2015 Internship & Job Challenge Success Boosts Goal for This Year
As seminars manager at The Aspen Institute, Hadley White '98 brings together leaders from all around the world-including CEOs, four-star admirals and opera singers-to examine their values and their place in society. This past summer, Noelle Smith '16 experienced these seminars with 11 other interns while working in The Aspen Institute's conference department. The opportunity to get an up-close look at the inner workings of Aspen arose through the Center for Career Development's Internship & Job Challenge.
Smith was one of 78 students who obtained summer internships through the challenge. In 2014-2015, 220 internship positions and 94 jobs were posted on Davidson's internal career site—a record number since the challenge's start in 2012. Parents, alumni and friends of the college supported the challenge by forming, finding, or funding positions. This past year also showed a major increase in grants for unpaid internships, totaling $101,000.
"There is a need in the student body for professional experience, which is so sought after by employers, so this is a strong initiative for the college to support," said Assistant Director for Internships Jamie Stamey. "This gives students a foot in the door, which makes a significant impact in a job market where networking and personal contacts are so crucial."
White posted an internship position in the hopes of expanding the Davidson network at The Aspen Institute. "Last summer President Quillen came to the Ideas Festival, and I realized how closely The Aspen Institute's mission and interests align with Davidson's," she explained. "The institute at large really values humanistic studies, which is in line with Davidson's focus on developing and educating the whole person."
The position stood out to Smith, who was interested in policy and had heard of the institute while conducting research for political science courses.
"I had spent previous summers as a camp counselor and as a student researcher working with a geography professor, but wanted a more structured experience," she said.
Although Smith hadn't completed a summer internship, she had been involved on campus with Davidson Outdoors and the Honor Council and found it helpful that, as a Davidson alumna, White understood these commitments.
"I thought Noelle's Davidson Outdoors experience would be ideal for running successful events at the Aspen campus," White said.
After a round of interviews with White and others, Smith landed the event planning position for conferences addressing public policy and innovative ways to approach the world's critical issues.

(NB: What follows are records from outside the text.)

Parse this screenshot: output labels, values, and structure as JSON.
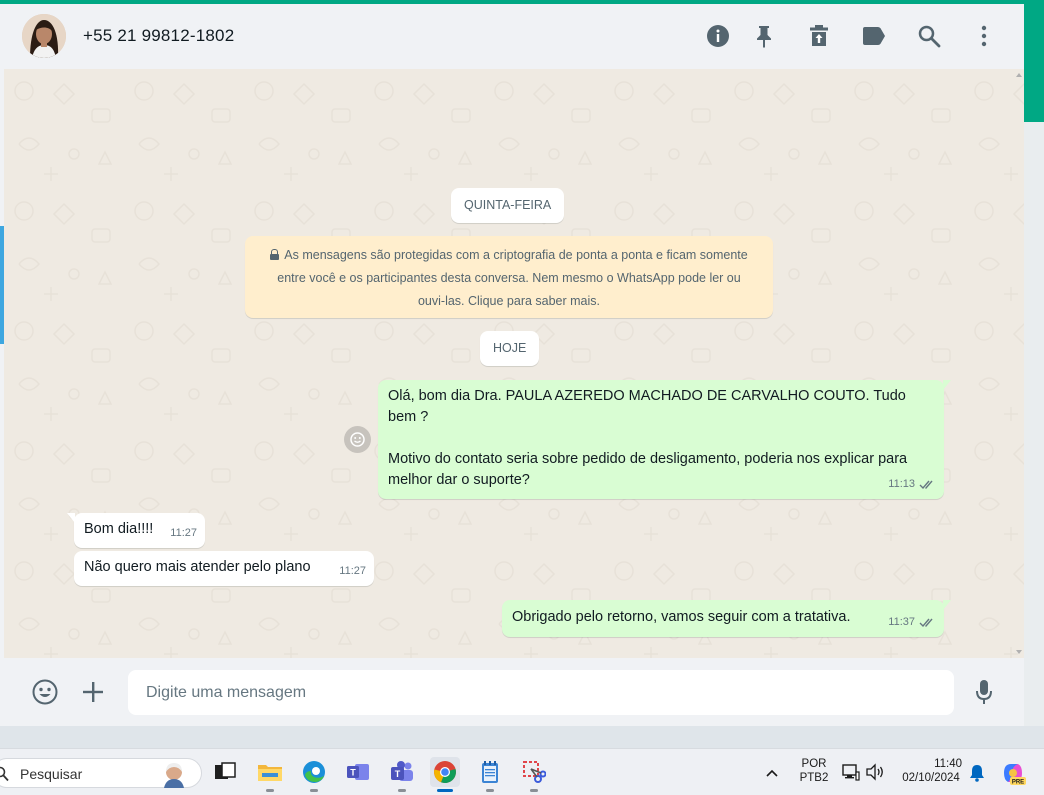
{
  "header": {
    "contact_name": "+55 21 99812-1802",
    "icons": [
      "info-icon",
      "pin-icon",
      "archive-icon",
      "label-icon",
      "search-icon",
      "more-icon"
    ]
  },
  "chat": {
    "date_dividers": [
      "QUINTA-FEIRA",
      "HOJE"
    ],
    "encryption_notice": "As mensagens são protegidas com a criptografia de ponta a ponta e ficam somente entre você e os participantes desta conversa. Nem mesmo o WhatsApp pode ler ou ouvi-las. Clique para saber mais.",
    "messages": [
      {
        "direction": "out",
        "text": "Olá, bom dia Dra. PAULA AZEREDO MACHADO DE CARVALHO COUTO. Tudo bem ?\n\nMotivo do contato seria sobre pedido de desligamento, poderia nos explicar para melhor dar o suporte?",
        "time": "11:13",
        "status": "read"
      },
      {
        "direction": "in",
        "text": "Bom dia!!!!",
        "time": "11:27"
      },
      {
        "direction": "in",
        "text": "Não quero mais atender pelo plano",
        "time": "11:27"
      },
      {
        "direction": "out",
        "text": "Obrigado pelo retorno, vamos seguir com a tratativa.",
        "time": "11:37",
        "status": "read"
      }
    ]
  },
  "composer": {
    "placeholder": "Digite uma mensagem",
    "value": ""
  },
  "taskbar": {
    "search_placeholder": "Pesquisar",
    "language_top": "POR",
    "language_bottom": "PTB2",
    "time": "11:40",
    "date": "02/10/2024",
    "apps": [
      "task-view",
      "file-explorer",
      "edge",
      "teams-classic",
      "teams",
      "chrome",
      "notepad",
      "snipping-tool"
    ],
    "colors": {
      "accent": "#0067c0"
    }
  },
  "colors": {
    "whatsapp_green": "#00a884",
    "outgoing_bubble": "#d9fdd3",
    "incoming_bubble": "#ffffff",
    "encryption_notice": "#ffeecd",
    "chat_background": "#efeae2",
    "read_ticks": "#667781"
  }
}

"I got to see many incredible speakers and learn the logistics of conference planning," she said.
One of those speakers was Clifton Kinnie, a college freshman and primary organizer of the protests in Ferguson, Missouri. "To hear a younger person speak about the difference they're making in the community was really powerful," she noted.
Smith also helped organize a program that connected community leaders from developing countries. Having been exposed to those leaders and their stories, she now uses them as points of reference in a course she's taking on the politics of development.

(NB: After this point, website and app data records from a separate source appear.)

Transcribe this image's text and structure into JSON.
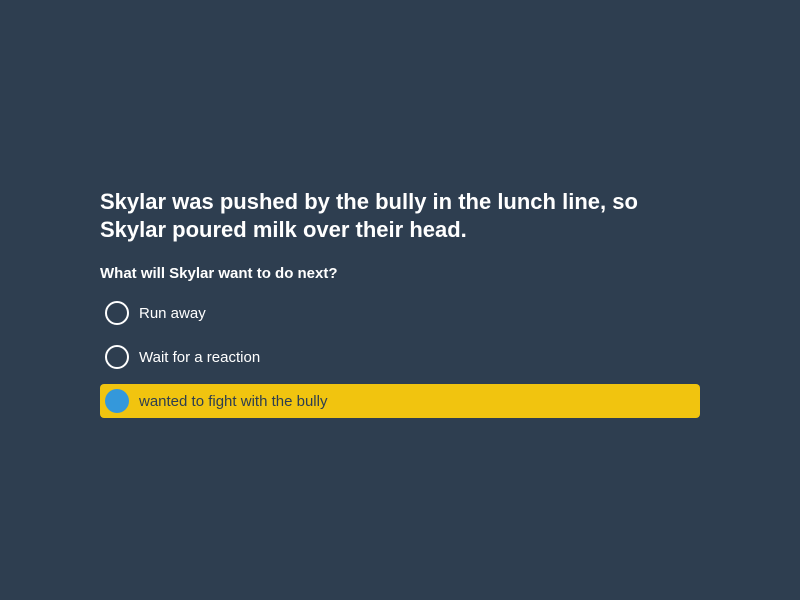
{
  "question": {
    "text": "Skylar was pushed by the bully in the lunch line, so Skylar poured milk over their head.",
    "prompt": "What will Skylar want to do next?"
  },
  "options": [
    {
      "label": "Run away",
      "selected": false
    },
    {
      "label": "Wait for a reaction",
      "selected": false
    },
    {
      "label": "wanted to fight with the bully",
      "selected": true
    }
  ],
  "colors": {
    "background": "#2e3e50",
    "selected_highlight": "#f1c40f",
    "selected_radio": "#3498db",
    "text": "#ffffff"
  }
}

Although Smith and White worked in different departments, they would meet a couple of times each week. "Just having a Davidson connection there made the transition so much easier and more comfortable," Smith said.
White also understands the value of the Davidson network, as she sought out the advice of Davidson alumni when deciding whether to attend graduate school. "I wanted to explore the field of international development after Davidson and spoke to four alumni with really interesting jobs who recommended I pursue a master's degree, so that was a huge confidence-builder in taking the graduate school plunge," she said.

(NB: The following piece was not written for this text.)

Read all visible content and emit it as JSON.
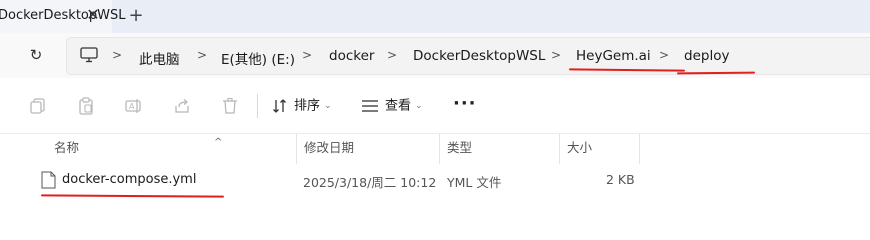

White remembers a time when she, too, was looking for internships and exploring her professional interests, and she considers the opportunity to help current students do the same a great way to give back.
"Once you get someone from Davidson in somewhere, it strengthens ties and makes it easier for the next person," she explained. "This is an important initiative for helping students investigate their current interests, and for exposing them to new ones."
This year's Job & Internship Challenge is off to a strong start, with a goal to post 350 internships and full-time jobs, as well as to raise funds for students who cannot afford to pursue unpaid, high-quality internships. Please contact Assistant Director for Internships Jamie Stamey at firstname.lastname@example.org with questions or to provide information for a potential internship or job opportunity.
- September 30, 2015
Betty and B. Frank Matthews II ’49 Center for Career Development